● **What needs to be done**
Check every line of the data below for the word "Supply". Copy the ones that have it.

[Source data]
- Opening Delimiter -

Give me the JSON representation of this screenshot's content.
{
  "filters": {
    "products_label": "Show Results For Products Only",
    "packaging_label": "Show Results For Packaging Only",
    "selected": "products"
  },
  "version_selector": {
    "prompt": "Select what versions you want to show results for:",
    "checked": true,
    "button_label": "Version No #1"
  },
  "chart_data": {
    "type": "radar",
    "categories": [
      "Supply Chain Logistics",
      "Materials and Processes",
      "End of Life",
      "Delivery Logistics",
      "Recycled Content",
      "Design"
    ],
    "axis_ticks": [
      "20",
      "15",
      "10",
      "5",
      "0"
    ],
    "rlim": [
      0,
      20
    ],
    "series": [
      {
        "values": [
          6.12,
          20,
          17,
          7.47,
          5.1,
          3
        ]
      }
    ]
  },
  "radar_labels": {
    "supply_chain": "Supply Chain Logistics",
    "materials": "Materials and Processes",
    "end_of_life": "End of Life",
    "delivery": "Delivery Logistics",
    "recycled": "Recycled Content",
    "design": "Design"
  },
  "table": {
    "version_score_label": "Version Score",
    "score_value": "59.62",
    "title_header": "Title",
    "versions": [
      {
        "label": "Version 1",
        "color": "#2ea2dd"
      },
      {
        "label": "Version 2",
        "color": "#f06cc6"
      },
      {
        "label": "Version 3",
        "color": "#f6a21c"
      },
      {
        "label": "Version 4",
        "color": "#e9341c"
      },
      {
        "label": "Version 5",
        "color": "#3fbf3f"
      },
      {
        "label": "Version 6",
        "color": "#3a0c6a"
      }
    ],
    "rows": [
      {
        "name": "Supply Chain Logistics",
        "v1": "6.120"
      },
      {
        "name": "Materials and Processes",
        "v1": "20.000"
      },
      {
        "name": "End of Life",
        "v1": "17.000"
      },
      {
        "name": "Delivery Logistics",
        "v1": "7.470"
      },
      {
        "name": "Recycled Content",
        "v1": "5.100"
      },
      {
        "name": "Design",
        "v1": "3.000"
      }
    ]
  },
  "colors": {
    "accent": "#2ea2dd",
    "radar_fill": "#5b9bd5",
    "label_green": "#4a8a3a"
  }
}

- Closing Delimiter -

● **Expected answer**
      "Supply Chain Logistics",
    "supply_chain": "Supply Chain Logistics",
        "name": "Supply Chain Logistics",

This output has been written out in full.